1980s jacket pattern - McCall's 7736
McCall’s 7736 (1981) Image: Etsy.

From the Connoisseur Collection, Simplicity 7078 is for fake fur only:

1980s faux fur coat pattern in 2 lengths - Simplicity 7078
Simplicity 7078 (1985) Image: Etsy.

In addition to a hat and stole for fur-like fabrics, accessories pattern Vogue 9981 includes a muff with concealed pocket:

1980s hat, stole, and muff pattern - Vogue 9981
Vogue 9981 (1987) Image: Etsy.

1990s

The 1990s were another good time for synthetic fur—so good that Vogue Patterns licensed a designer specializing in faux fur outerwear. Not quite vintage, this reversible coat pattern by Issey Miyake calls for high pile fake fur:

1990s Issey Miyake reversible faux fur coat pattern - Vogue 2182
Vogue 2182 by Issey Miyake (1998) Image: Etsy.

From Alexander McQueen’s Fall 1998 ready-to-wear collection for Givenchy, Vogue 2228’s jacket has a fur-trimmed hem and large, standing fur collar that recalls the 1940s evening cape shown above. (See my earlier McQueen post here.) I have one copy for sale in the shop:

1990s Givenchy fur-trimmed suit pattern by Alexander McQueen - Vogue 2228
Vogue 2228 by Alexander McQueen for Givenchy (1998) Image: PatternVault on Etsy.

Vogue 2233’s fur-trimmed dress and jacket are from Anna Sui’s Fall/Winter 1998 collection (click to purchase from the shop):

1990s Anna Sui fur-trimmed dress & jacket pattern - Vogue 2233
Vogue 2233 by Anna Sui (1998) Image: PatternVault on Etsy.

Vogue 2233 is one of the most ’90s patterns ever: Björk meets Britpop. The jacket was worn on the runway by Kirsty Hume—hat by James Coviello:

Kirsty Hume on the runway, Anna Sui FW 1998
Kirsty Hume, Anna Sui FW 1998. Image: firstVIEW.

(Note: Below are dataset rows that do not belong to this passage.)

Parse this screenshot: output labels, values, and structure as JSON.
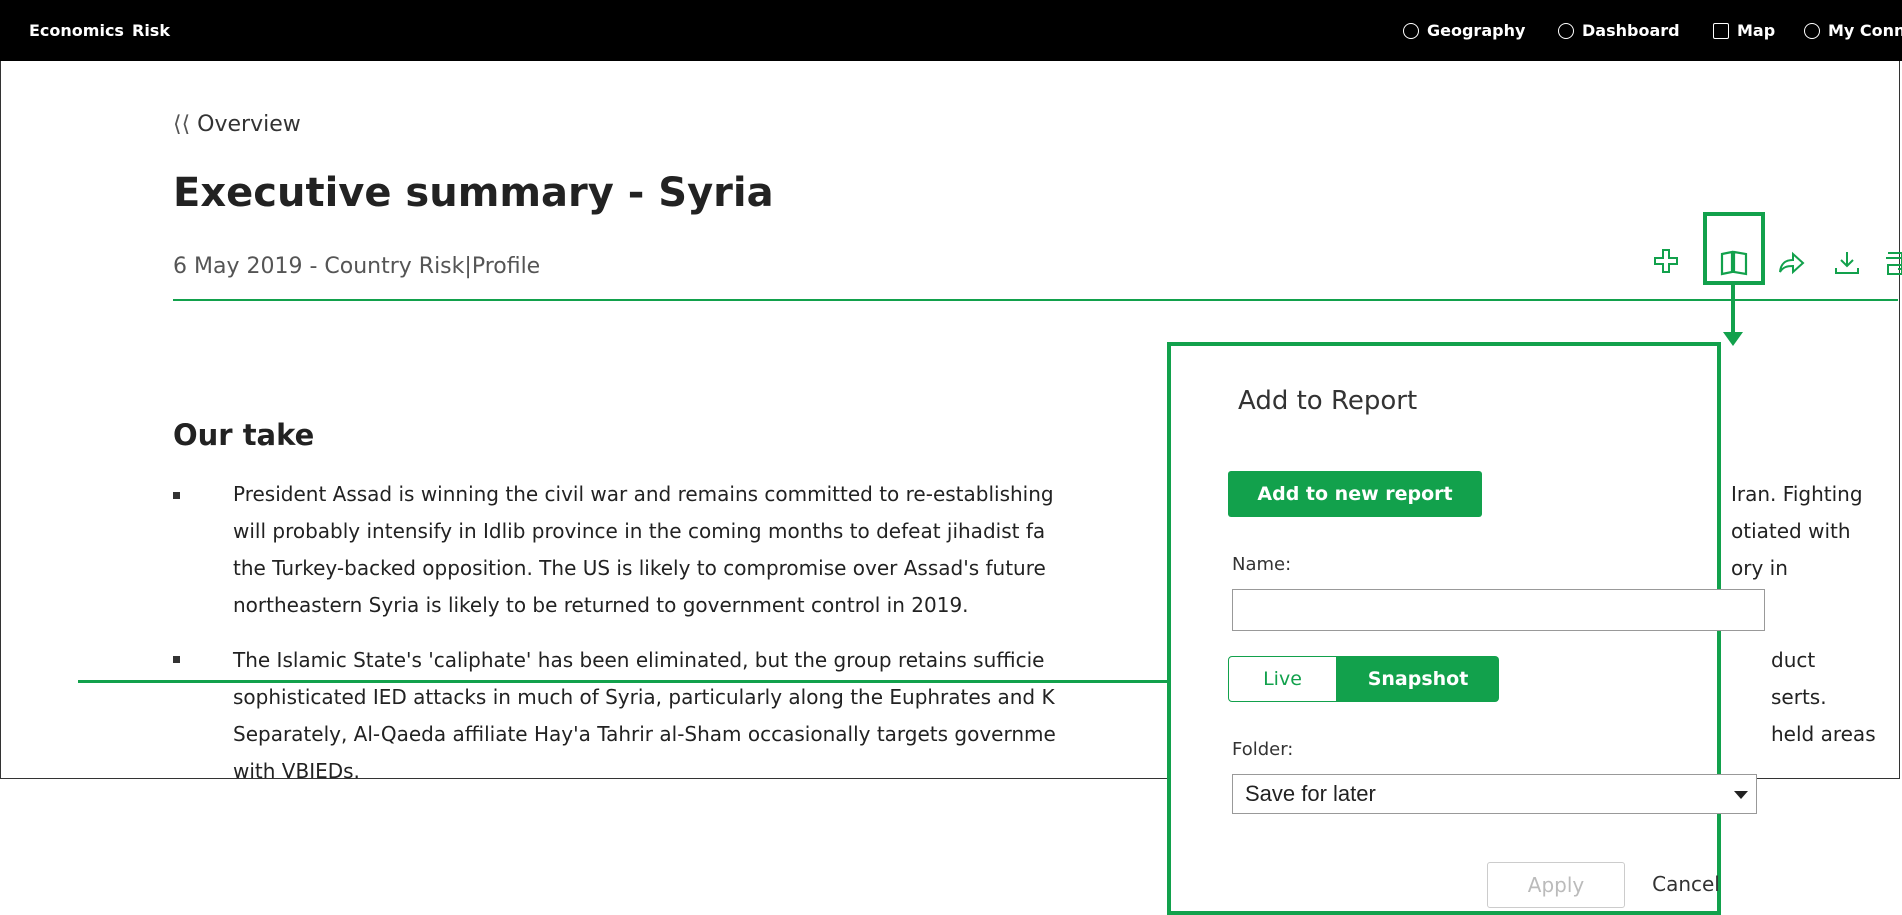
{
  "topnav": {
    "left": [
      "Economics",
      "Risk"
    ],
    "right": [
      {
        "label": "Geography",
        "icon": "globe-icon"
      },
      {
        "label": "Dashboard",
        "icon": "dashboard-icon"
      },
      {
        "label": "Map",
        "icon": "map-icon"
      },
      {
        "label": "My Connect",
        "icon": "my-icon"
      }
    ]
  },
  "breadcrumb": "Overview",
  "page": {
    "title": "Executive summary - Syria",
    "date": "6 May 2019 -",
    "category": "Country Risk",
    "separator": "|",
    "type": "Profile"
  },
  "toolbar_icons": [
    "add-icon",
    "add-to-report-icon",
    "share-icon",
    "download-icon",
    "print-icon"
  ],
  "section": {
    "heading": "Our take",
    "lines1": [
      [
        "President Assad is winning the civil war and remains committed to re-establishing",
        "Iran. Fighting"
      ],
      [
        "will probably intensify in Idlib province in the coming months to defeat jihadist fa",
        "otiated with"
      ],
      [
        "the Turkey-backed opposition. The US is likely to compromise over Assad's future",
        "ory in"
      ],
      [
        "northeastern Syria is likely to be returned to government control in 2019.",
        ""
      ]
    ],
    "lines2": [
      [
        "The Islamic State's 'caliphate' has been eliminated, but the group retains sufficie",
        "duct"
      ],
      [
        "sophisticated IED attacks in much of Syria, particularly along the Euphrates and K",
        "serts."
      ],
      [
        "Separately, Al-Qaeda affiliate Hay'a Tahrir al-Sham occasionally targets governme",
        "held areas"
      ],
      [
        "with VBIEDs.",
        ""
      ]
    ]
  },
  "dialog": {
    "title": "Add to Report",
    "add_new": "Add to new report",
    "name_label": "Name:",
    "name_value": "",
    "mode_live": "Live",
    "mode_snapshot": "Snapshot",
    "folder_label": "Folder:",
    "folder_value": "Save for later",
    "apply": "Apply",
    "cancel": "Cancel"
  },
  "colors": {
    "accent": "#12a14c",
    "topbar": "#000000"
  }
}
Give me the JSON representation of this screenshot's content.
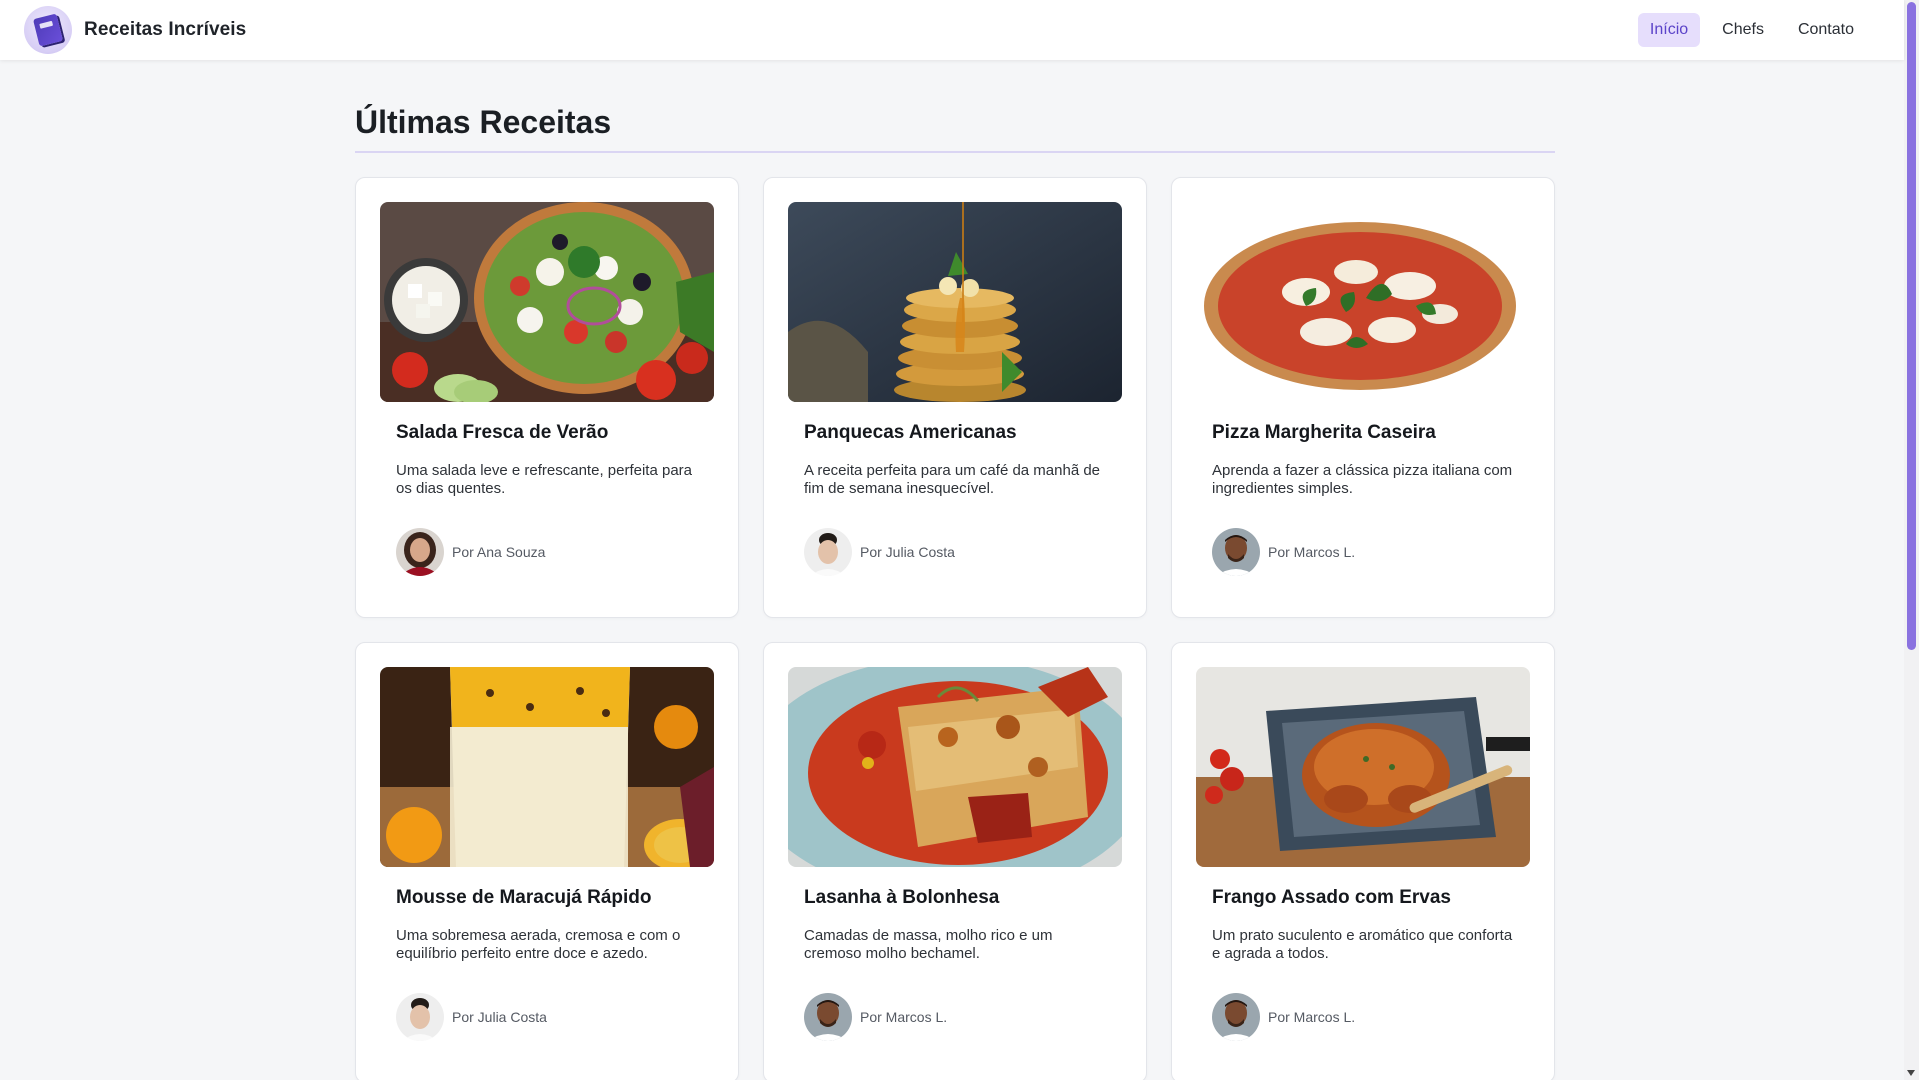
{
  "app": {
    "brand_title": "Receitas Incríveis",
    "logo_icon": "recipe-book-icon",
    "accent_color": "#6a4fd9"
  },
  "nav": {
    "items": [
      {
        "label": "Início",
        "active": true
      },
      {
        "label": "Chefs",
        "active": false
      },
      {
        "label": "Contato",
        "active": false
      }
    ]
  },
  "main": {
    "section_title": "Últimas Receitas",
    "recipes": [
      {
        "title": "Salada Fresca de Verão",
        "description": "Uma salada leve e refrescante, perfeita para os dias quentes.",
        "author": "Por Ana Souza",
        "image_icon": "salad-photo",
        "avatar_icon": "chef-ana-avatar"
      },
      {
        "title": "Panquecas Americanas",
        "description": "A receita perfeita para um café da manhã de fim de semana inesquecível.",
        "author": "Por Julia Costa",
        "image_icon": "pancakes-photo",
        "avatar_icon": "chef-julia-avatar"
      },
      {
        "title": "Pizza Margherita Caseira",
        "description": "Aprenda a fazer a clássica pizza italiana com ingredientes simples.",
        "author": "Por Marcos L.",
        "image_icon": "pizza-photo",
        "avatar_icon": "chef-marcos-avatar"
      },
      {
        "title": "Mousse de Maracujá Rápido",
        "description": "Uma sobremesa aerada, cremosa e com o equilíbrio perfeito entre doce e azedo.",
        "author": "Por Julia Costa",
        "image_icon": "mousse-photo",
        "avatar_icon": "chef-julia-avatar"
      },
      {
        "title": "Lasanha à Bolonhesa",
        "description": "Camadas de massa, molho rico e um cremoso molho bechamel.",
        "author": "Por Marcos L.",
        "image_icon": "lasagna-photo",
        "avatar_icon": "chef-marcos-avatar"
      },
      {
        "title": "Frango Assado com Ervas",
        "description": "Um prato suculento e aromático que conforta e agrada a todos.",
        "author": "Por Marcos L.",
        "image_icon": "roast-chicken-photo",
        "avatar_icon": "chef-marcos-avatar"
      }
    ]
  }
}
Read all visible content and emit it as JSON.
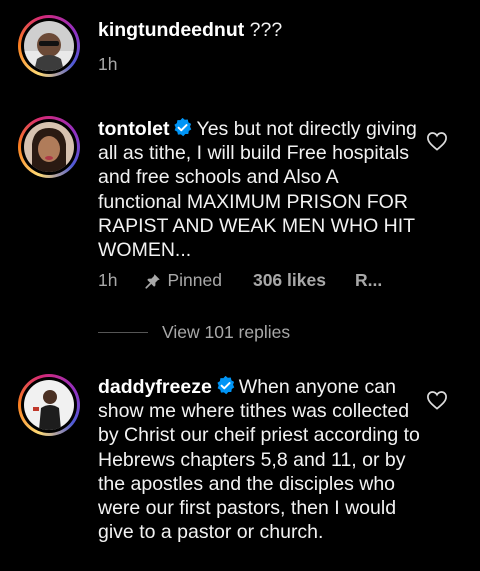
{
  "comments": [
    {
      "username": "kingtundeednut",
      "text": " ???",
      "verified": false,
      "time": "1h"
    },
    {
      "username": "tontolet",
      "text": "Yes but not directly giving all as tithe, I will build Free hospitals and free schools and Also A functional MAXIMUM PRISON FOR RAPIST AND WEAK MEN WHO HIT WOMEN...",
      "verified": true,
      "time": "1h",
      "pinned_label": "Pinned",
      "likes": "306 likes",
      "reply_label": "R...",
      "view_replies": "View 101 replies"
    },
    {
      "username": "daddyfreeze",
      "text": "When anyone can show me where tithes was collected by Christ our cheif priest according to Hebrews chapters 5,8 and 11, or by the apostles and the disciples who were our first pastors, then I would give to a pastor or church.",
      "verified": true
    }
  ],
  "colors": {
    "background": "#000000",
    "text": "#f5f5f5",
    "muted": "#a8a8a8",
    "verified_badge": "#0095f6"
  },
  "icons": [
    "heart-outline-icon",
    "pin-icon",
    "verified-badge-icon"
  ]
}
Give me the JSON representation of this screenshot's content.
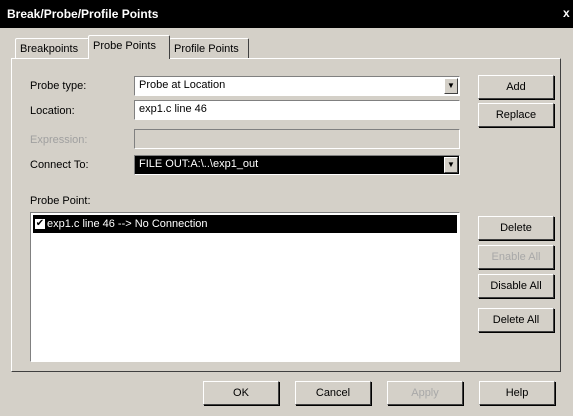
{
  "window": {
    "title": "Break/Probe/Profile Points",
    "close_label": "x"
  },
  "tabs": [
    {
      "label": "Breakpoints"
    },
    {
      "label": "Probe Points",
      "active": true
    },
    {
      "label": "Profile Points"
    }
  ],
  "form": {
    "probe_type_label": "Probe type:",
    "probe_type_value": "Probe at Location",
    "location_label": "Location:",
    "location_value": "exp1.c line 46",
    "expression_label": "Expression:",
    "expression_value": "",
    "connect_to_label": "Connect To:",
    "connect_to_value": "FILE OUT:A:\\..\\exp1_out",
    "probe_point_label": "Probe Point:"
  },
  "probe_points": [
    {
      "label": "exp1.c line 46 --> No Connection",
      "checked": true
    }
  ],
  "side_buttons": {
    "add": "Add",
    "replace": "Replace",
    "delete": "Delete",
    "enable_all": "Enable All",
    "disable_all": "Disable All",
    "delete_all": "Delete All"
  },
  "bottom_buttons": {
    "ok": "OK",
    "cancel": "Cancel",
    "apply": "Apply",
    "help": "Help"
  },
  "icons": {
    "dropdown": "chevron-down-icon",
    "close": "close-icon",
    "check": "checkbox-checked-icon"
  }
}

There was also a pattern for Anna Sui faux-fur accessories, Vogue 7950 (see my earlier Anna Sui series).

Tips for sourcing synthetic fur

  • Tissavel: This luxury French faux fur mill is unfortunately now closed, but ends can be found on Etsy.
  • Faux Persian lamb/Astrakhan: Available as a special order from Emma One Sock.
  • Fur banding: Mokuba carries high-quality synthetic fur banding in various widths.

Working with vintage furs and synthetic fur

Vintage patterns often direct the home dressmaker to a furrier; old sewing books and magazines also provide tips for refashioning vintage furs. (Woman’s Day 5045 came with a special instruction booklet and fur needle.) Claire Shaeffer’s Fabric Sewing Guide includes a chapter on fur.

For tips on sewing with synthetic fur, see Claire Shaeffer’s Fabric Sewing Guide, Fehr Trade’s post, and Shannon Gifford’s post for Emma One Sock.